Many people think of spirituality as something connected to organized religion. Certainly that is one path to spirituality. Some people also consider being spiritual as the opposite of being physical. If it has to do with the body it doesn’t have to do with spirituality. Actually, spirituality touches the lives of those who go to religious services and those who don’t. It touches our physical selves as well as our souls, or unseen selves.
One newly-married wife said that she had been raised in a very religious family, but when she met her fiancé she stopped practicing her faith. He did not have a strong religious background and had no desire for a faith community, though he believed in God. Over the last year, however, she began to feel a need to attend church again. She discovered that when she goes to church she feels more peaceful. He discovered that they get along better. Even though he still does not go to church, he supports her desire to go. They both realize it will be a challenge when they have children, although he has no objection to raising them in her religious tradition.
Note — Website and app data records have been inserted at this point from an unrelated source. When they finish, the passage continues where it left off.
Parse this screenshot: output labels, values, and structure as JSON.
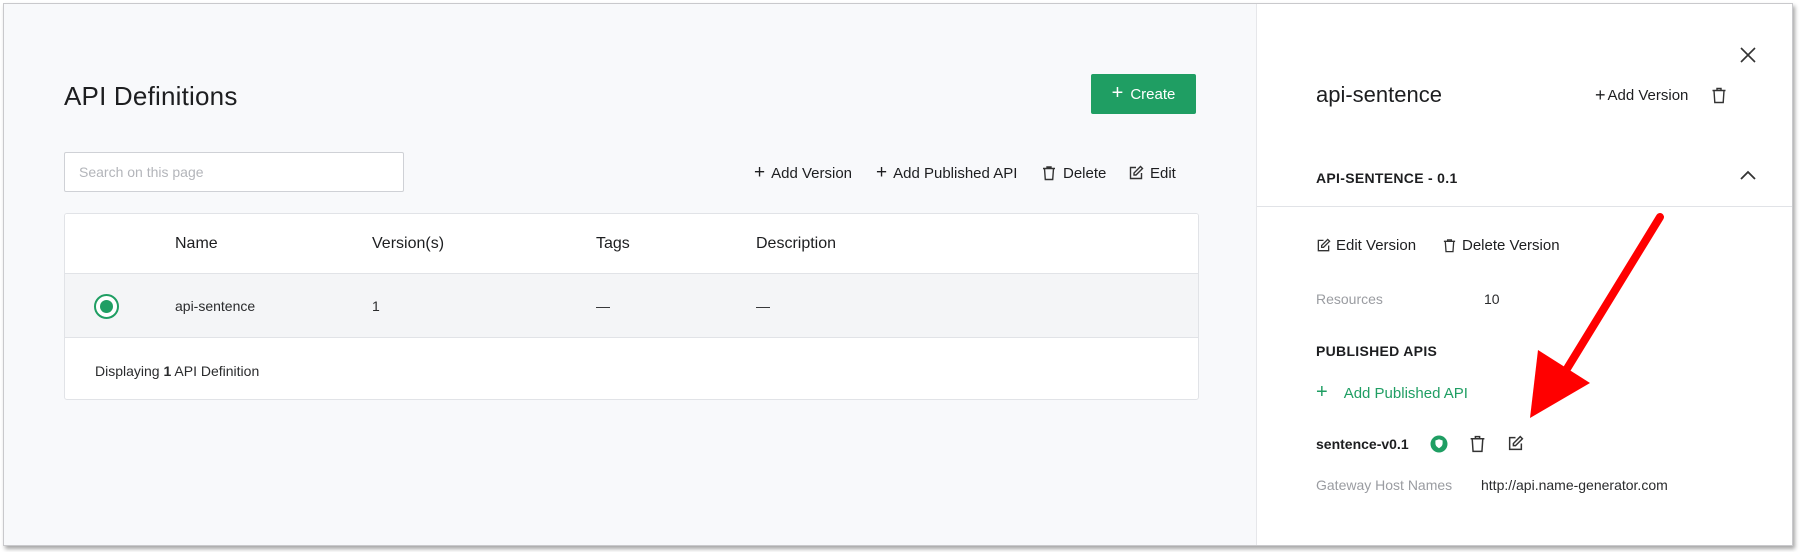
{
  "main": {
    "title": "API Definitions",
    "create_label": "Create",
    "search_placeholder": "Search on this page",
    "toolbar": {
      "add_version": "Add Version",
      "add_published_api": "Add Published API",
      "delete": "Delete",
      "edit": "Edit"
    },
    "table": {
      "columns": [
        "Name",
        "Version(s)",
        "Tags",
        "Description"
      ],
      "rows": [
        {
          "name": "api-sentence",
          "versions": "1",
          "tags": "—",
          "description": "—",
          "selected": true
        }
      ],
      "footer_prefix": "Displaying",
      "footer_count": "1",
      "footer_suffix": "API Definition"
    }
  },
  "panel": {
    "title": "api-sentence",
    "add_version": "Add Version",
    "version_title": "API-SENTENCE - 0.1",
    "edit_version": "Edit Version",
    "delete_version": "Delete Version",
    "resources_label": "Resources",
    "resources_value": "10",
    "published_heading": "PUBLISHED APIS",
    "add_published_api": "Add Published API",
    "published": [
      {
        "name": "sentence-v0.1",
        "icons": [
          "shield-icon",
          "trash-icon",
          "edit-icon"
        ],
        "gateway_label": "Gateway Host Names",
        "gateway_value": "http://api.name-generator.com"
      }
    ]
  },
  "colors": {
    "accent": "#1f9e63",
    "annotation_arrow": "#ff0000"
  }
}
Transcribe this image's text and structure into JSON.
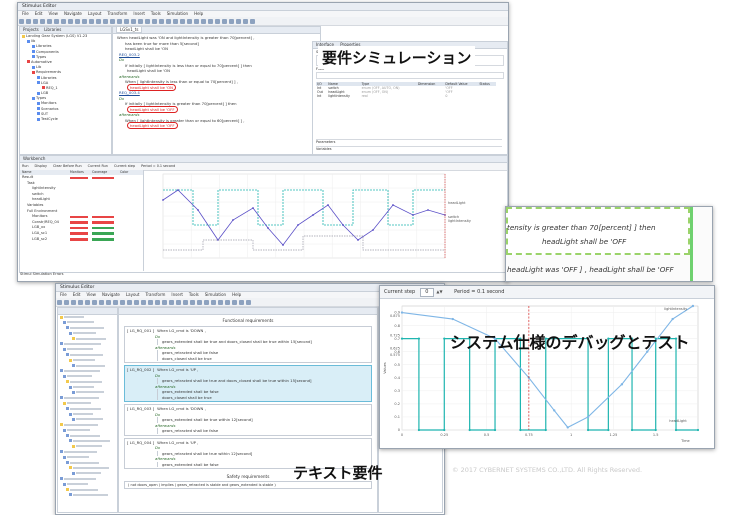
{
  "captions": {
    "req_sim": "要件シミュレーション",
    "debug": "システム仕様のデバッグとテスト",
    "text_req": "テキスト要件"
  },
  "copyright": "© 2017 CYBERNET SYSTEMS CO.,LTD. All Rights Reserved.",
  "win1": {
    "title": "Stimulus Editor",
    "menu": [
      "File",
      "Edit",
      "View",
      "Navigate",
      "Layout",
      "Transform",
      "Insert",
      "Tools",
      "Simulation",
      "Help"
    ],
    "tabs": [
      "Projects",
      "Libraries"
    ],
    "tree": [
      "Landing Gear System (LGS) V1.23",
      "lib",
      "Libraries",
      "Components",
      "Types",
      "Automotive",
      "Lib",
      "Requirements",
      "Libraries",
      "LGA",
      "REQ_1",
      "LGB",
      "Types",
      "Monitors",
      "Scenarios",
      "SUT",
      "TestCycle"
    ],
    "editor_tab": "LGSv1_ts",
    "requirements": [
      {
        "line": "When   headLight  was  'ON  and  lightIntensity  is greater than  70[percent] ,"
      },
      {
        "line": "has been true for more than  5[second]"
      },
      {
        "line": "headLight  shall be  'ON"
      },
      {
        "line": "REQ_003.2"
      },
      {
        "line": "Do"
      },
      {
        "line": "If initially  [ lightIntensity  is less than or equal to  70[percent] ]  then"
      },
      {
        "line": "headLight  shall be  'ON"
      },
      {
        "line": "afterwards"
      },
      {
        "line": "When  [ lightIntensity  is less than or equal to  70[percent] ] ,"
      },
      {
        "line": "headLight  shall be  'ON"
      },
      {
        "line": "REQ_003.4"
      },
      {
        "line": "Do"
      },
      {
        "line": "If initially  [ lightIntensity  is greater than  70[percent] ]  then"
      },
      {
        "line": "headLight  shall be  'OFF"
      },
      {
        "line": "afterwards"
      },
      {
        "line": "When  [ lightIntensity  is greater than or equal to  60[percent] ] ,"
      },
      {
        "line": "headLight  shall be  'OFF"
      }
    ],
    "interface": {
      "tabs": [
        "Interface",
        "Properties"
      ],
      "system_label": "System",
      "filter_label": "Filter",
      "columns": [
        "I/O",
        "Name",
        "Type",
        "Dimension",
        "Default Value",
        "Status"
      ],
      "rows": [
        [
          "Int",
          "switch",
          "enum (OFF, AUTO, ON)",
          "",
          "'OFF",
          ""
        ],
        [
          "Out",
          "headLight",
          "enum (OFF, ON)",
          "",
          "'OFF",
          ""
        ],
        [
          "Int",
          "lightIntensity",
          "real",
          "",
          "0",
          ""
        ]
      ],
      "sections": [
        "Parameters",
        "Variables"
      ]
    },
    "workbench": {
      "title": "Workbench",
      "controls": [
        "Run",
        "Display",
        "Clear Before Run",
        "Current Run",
        "Current step",
        "Period = 0.1 second"
      ],
      "cols": [
        "Name",
        "Monitors",
        "Coverage",
        "Color"
      ],
      "items": [
        "Result",
        "Task",
        "lightIntensity",
        "switch",
        "headLight",
        "Variables",
        "Full Environment",
        "Monitors",
        "Constr/REQ_04",
        "LGB_xx",
        "LGA_sc1",
        "LGB_sc2"
      ]
    },
    "plot_legend": [
      "headLight",
      "switch",
      "lightIntensity"
    ],
    "status_tab": "Stimul Simulation Errors"
  },
  "win2": {
    "title": "Stimulus Editor",
    "menu": [
      "File",
      "Edit",
      "View",
      "Navigate",
      "Layout",
      "Transform",
      "Insert",
      "Tools",
      "Simulation",
      "Help"
    ],
    "section_title": "Functional requirements",
    "reqs": [
      {
        "id": "[ LG_RQ_001 ]",
        "cond": "When   LG_cmd  is   'DOWN  ,",
        "lines": [
          "Do",
          "gears_extended  shall be  true  and  doors_closed  shall be  true  within  15[second]",
          "afterwards",
          "gears_retracted  shall be  false",
          "doors_closed  shall be  true"
        ]
      },
      {
        "id": "[ LG_RQ_002 ]",
        "cond": "When   LG_cmd  is   'UP  ,",
        "lines": [
          "Do",
          "gears_retracted  shall be  true  and  doors_closed  shall be  true  within  15[second]",
          "afterwards",
          "gears_extended  shall be  false",
          "doors_closed  shall be  true"
        ]
      },
      {
        "id": "[ LG_RQ_003 ]",
        "cond": "When   LG_cmd  is   'DOWN  ,",
        "lines": [
          "Do",
          "gears_extended  shall be  true  within  12[second]",
          "afterwards",
          "gears_retracted  shall be  false"
        ]
      },
      {
        "id": "[ LG_RQ_004 ]",
        "cond": "When   LG_cmd  is   'UP  ,",
        "lines": [
          "Do",
          "gears_retracted  shall be  true  within  12[second]",
          "afterwards",
          "gears_extended  shall be  false"
        ]
      }
    ],
    "safety_title": "Safety requirements",
    "safety_line": "( not  doors_open  ) implies  ( gears_retracted  is stable  and  gears_extended  is stable )"
  },
  "win3": {
    "lines": [
      "tensity  is greater than  70[percent] ]  then",
      "headLight  shall be  'OFF",
      "headLight  was  'OFF ] ,     headLight  shall be  'OFF"
    ]
  },
  "win4": {
    "step_label": "Current step",
    "step_value": "0",
    "period": "Period = 0.1 second",
    "yticks": [
      "0.9",
      "0.8",
      "0.7",
      "0.6",
      "0.5",
      "0.4",
      "0.3",
      "0.2",
      "0.1",
      "0"
    ],
    "y_extra": [
      "0.875",
      "0.725",
      "0.625",
      "0.575"
    ],
    "xticks": [
      "0",
      "0.25",
      "0.5",
      "0.75",
      "1",
      "1.25",
      "1.5"
    ],
    "xlabel": "Time",
    "ylabel": "Values",
    "legend": [
      "lightIntensity",
      "headLight"
    ]
  },
  "colors": {
    "teal": "#1fb5b0",
    "purple": "#5a4fc7",
    "grey": "#9a9aa8",
    "red": "#d62828"
  }
}
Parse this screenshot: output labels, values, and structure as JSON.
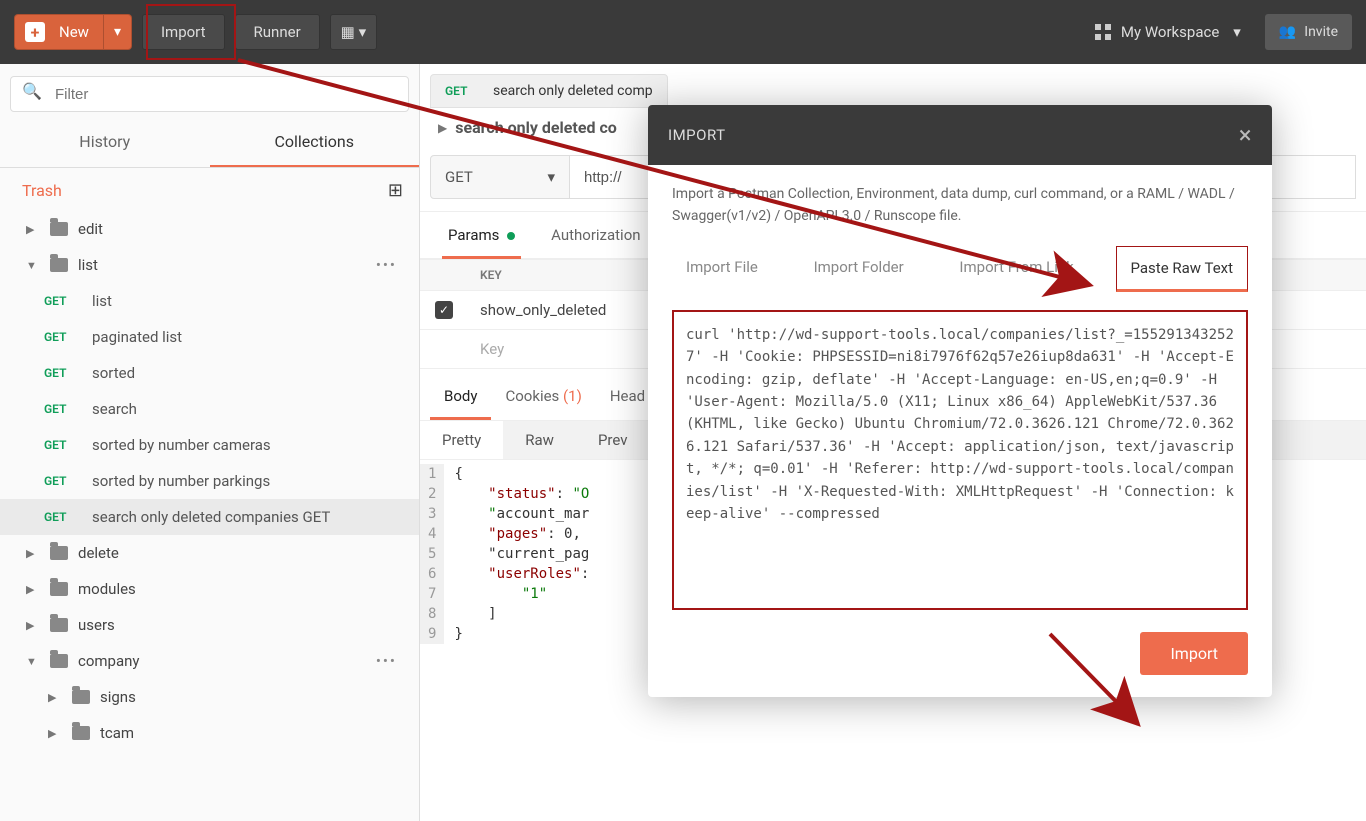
{
  "topbar": {
    "new_label": "New",
    "import_label": "Import",
    "runner_label": "Runner",
    "workspace": "My Workspace",
    "invite": "Invite"
  },
  "sidebar": {
    "filter_placeholder": "Filter",
    "tabs": {
      "history": "History",
      "collections": "Collections"
    },
    "trash": "Trash",
    "tree": [
      {
        "type": "folder",
        "open": false,
        "label": "edit"
      },
      {
        "type": "folder",
        "open": true,
        "label": "list",
        "dots": true
      },
      {
        "type": "req",
        "method": "GET",
        "label": "list"
      },
      {
        "type": "req",
        "method": "GET",
        "label": "paginated list"
      },
      {
        "type": "req",
        "method": "GET",
        "label": "sorted"
      },
      {
        "type": "req",
        "method": "GET",
        "label": "search"
      },
      {
        "type": "req",
        "method": "GET",
        "label": "sorted by number cameras"
      },
      {
        "type": "req",
        "method": "GET",
        "label": "sorted by number parkings"
      },
      {
        "type": "req",
        "method": "GET",
        "label": "search only deleted companies GET",
        "selected": true
      },
      {
        "type": "folder",
        "open": false,
        "label": "delete"
      },
      {
        "type": "folder",
        "open": false,
        "label": "modules"
      },
      {
        "type": "folder",
        "open": false,
        "label": "users"
      },
      {
        "type": "folder",
        "open": true,
        "label": "company",
        "dots": true
      },
      {
        "type": "subfolder",
        "open": false,
        "label": "signs"
      },
      {
        "type": "subfolder",
        "open": false,
        "label": "tcam"
      }
    ]
  },
  "request": {
    "tab_method": "GET",
    "tab_title": "search only deleted comp",
    "breadcrumb": "search only deleted co",
    "method": "GET",
    "url": "http://",
    "tabs": {
      "params": "Params",
      "auth": "Authorization"
    },
    "params_header": {
      "key": "KEY"
    },
    "param1": {
      "key": "show_only_deleted"
    },
    "param_placeholder": "Key"
  },
  "response": {
    "tabs": {
      "body": "Body",
      "cookies": "Cookies",
      "cookies_count": "(1)",
      "headers": "Head"
    },
    "view": {
      "pretty": "Pretty",
      "raw": "Raw",
      "preview": "Prev"
    },
    "lines": [
      "1",
      "2",
      "3",
      "4",
      "5",
      "6",
      "7",
      "8",
      "9"
    ],
    "body": "{\n    \"status\": \"O\n    \"account_mar\n    \"pages\": 0,\n    \"current_pag\n    \"userRoles\":\n        \"1\"\n    ]\n}"
  },
  "modal": {
    "title": "IMPORT",
    "description": "Import a Postman Collection, Environment, data dump, curl command, or a RAML / WADL / Swagger(v1/v2) / OpenAPI 3.0 / Runscope file.",
    "tabs": {
      "file": "Import File",
      "folder": "Import Folder",
      "link": "Import From Link",
      "raw": "Paste Raw Text"
    },
    "raw_text": "curl 'http://wd-support-tools.local/companies/list?_=1552913432527' -H 'Cookie: PHPSESSID=ni8i7976f62q57e26iup8da631' -H 'Accept-Encoding: gzip, deflate' -H 'Accept-Language: en-US,en;q=0.9' -H 'User-Agent: Mozilla/5.0 (X11; Linux x86_64) AppleWebKit/537.36 (KHTML, like Gecko) Ubuntu Chromium/72.0.3626.121 Chrome/72.0.3626.121 Safari/537.36' -H 'Accept: application/json, text/javascript, */*; q=0.01' -H 'Referer: http://wd-support-tools.local/companies/list' -H 'X-Requested-With: XMLHttpRequest' -H 'Connection: keep-alive' --compressed",
    "import_btn": "Import"
  }
}
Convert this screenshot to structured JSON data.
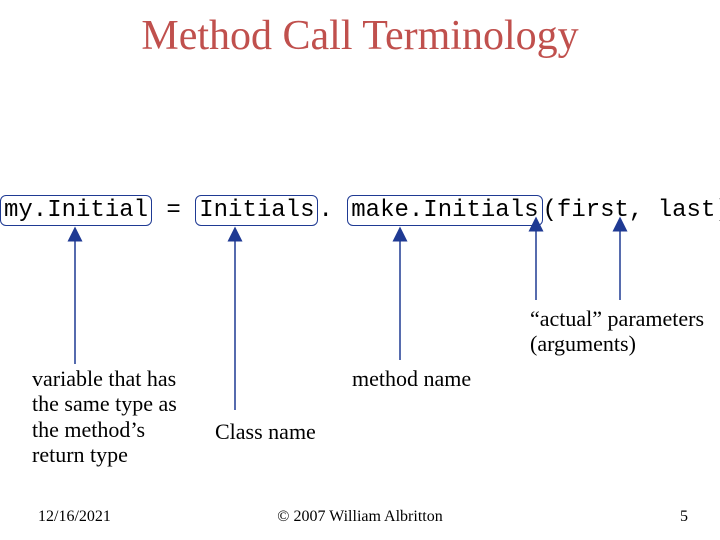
{
  "title": "Method Call Terminology",
  "code": {
    "var": "my.Initial",
    "eq": " = ",
    "cls": "Initials",
    "dot": ". ",
    "method": "make.Initials",
    "args": "(first, last);"
  },
  "annotations": {
    "actual1": "“actual” parameters",
    "actual2": "(arguments)",
    "methodName": "method name",
    "className": "Class name",
    "variable1": "variable that has",
    "variable2": "the same type as",
    "variable3": "the method’s",
    "variable4": "return type"
  },
  "footer": {
    "date": "12/16/2021",
    "copyright": "© 2007 William Albritton",
    "pagenum": "5"
  },
  "colors": {
    "title": "#c0504d",
    "arrow": "#1f3a93",
    "box": "#1f3a93"
  }
}
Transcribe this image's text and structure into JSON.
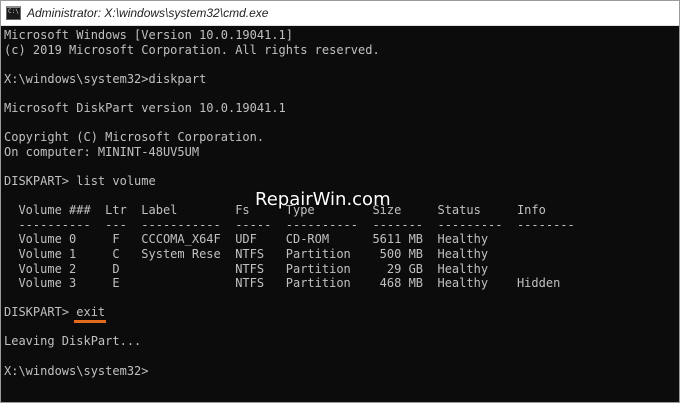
{
  "window": {
    "title": "Administrator: X:\\windows\\system32\\cmd.exe",
    "icon": "cmd-icon"
  },
  "console": {
    "lines": [
      "Microsoft Windows [Version 10.0.19041.1]",
      "(c) 2019 Microsoft Corporation. All rights reserved.",
      "",
      "X:\\windows\\system32>diskpart",
      "",
      "Microsoft DiskPart version 10.0.19041.1",
      "",
      "Copyright (C) Microsoft Corporation.",
      "On computer: MININT-48UV5UM",
      "",
      "DISKPART> list volume",
      "",
      "  Volume ###  Ltr  Label        Fs     Type        Size     Status     Info",
      "  ----------  ---  -----------  -----  ----------  -------  ---------  --------",
      "  Volume 0     F   CCCOMA_X64F  UDF    CD-ROM      5611 MB  Healthy",
      "  Volume 1     C   System Rese  NTFS   Partition    500 MB  Healthy",
      "  Volume 2     D                NTFS   Partition     29 GB  Healthy",
      "  Volume 3     E                NTFS   Partition    468 MB  Healthy    Hidden",
      "",
      "DISKPART> exit",
      "",
      "Leaving DiskPart...",
      "",
      "X:\\windows\\system32>"
    ]
  },
  "watermark": "RepairWin.com",
  "colors": {
    "console_bg": "#0c0c0c",
    "console_text": "#c0c0c0",
    "highlight_underline": "#e46a1c"
  }
}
Couples like this one do not share the way they express their spirituality, but they respect each other for the way they live out their spiritual lives. This is key. Couples who do share the same faith expression experience many benefits. Worshiping together helps them to feel closer. In difficult times their shared reliance on religious beliefs can bring comfort.
Spirituality influences how we view the world and relationships. After 9/11, the United States saw a kind of spiritual awakening. Attendance at religious services increased and people talked about the meaning of life and the spirit of sacrifice. Married couples talked more openly about their love for each another and not taking the other for granted.
For most people, the desire for a spiritual dimension in their life is strong and finding a way to express it is a quest. We live out, as best we can, what we believe is a good life in conformity with our values. This sometimes puts us at odds with our culture. “Love does no evil to the neighbor;” says St. Paul in his letter to the Romans, “therefore, love is the fulfillment of the law.” Our efforts to live a good life, to live with love as our north star, will be the hallmark of our spiritual selves.
For Further Reading:
- Together but Alone: When God Means Something Different to Your Spouse by Donna Erickson Couch
- The Busy Family’s Guide to Spirituality by David Robinson
- Six Sacred Rules for Families: Spirituality for the Home by David Gibson
- Prayers for the Domestic Church: A Handbook for Worship in the Home
- A Community of Love: Spirituality of Family Life by David Thomas
- God is Love: The Heart of Christian Faith by Father Anthony Kelly
- Discerning the Will of God: An Ignatian Guide to Christian Decision Making by Father Timothy Gallagher
- Called to Marriage: Journeying Together Toward God by Carol Luebering
- Spousal Prayer: A Way to Martial Happiness by Deacon James Keating
- 101 Tips for a Happier Marriage: Simple Ways for Couples to Grow Closer to God and to Each Other by Jennifer Roback Morse and Betsy Kerekes
- The Little Oratory: The Beginners Guide to Praying in the Home by David Clayton and Leila Lawler
- Intimate Graces: How Practicing the Works of Mercy Brings Out the Best in Marriage by Teresa Tomeo (Pastore) and Dominick Pastore
- A Short Guide to Praying as a Family by the Dominican Sisters of Saint Cecilia Congregation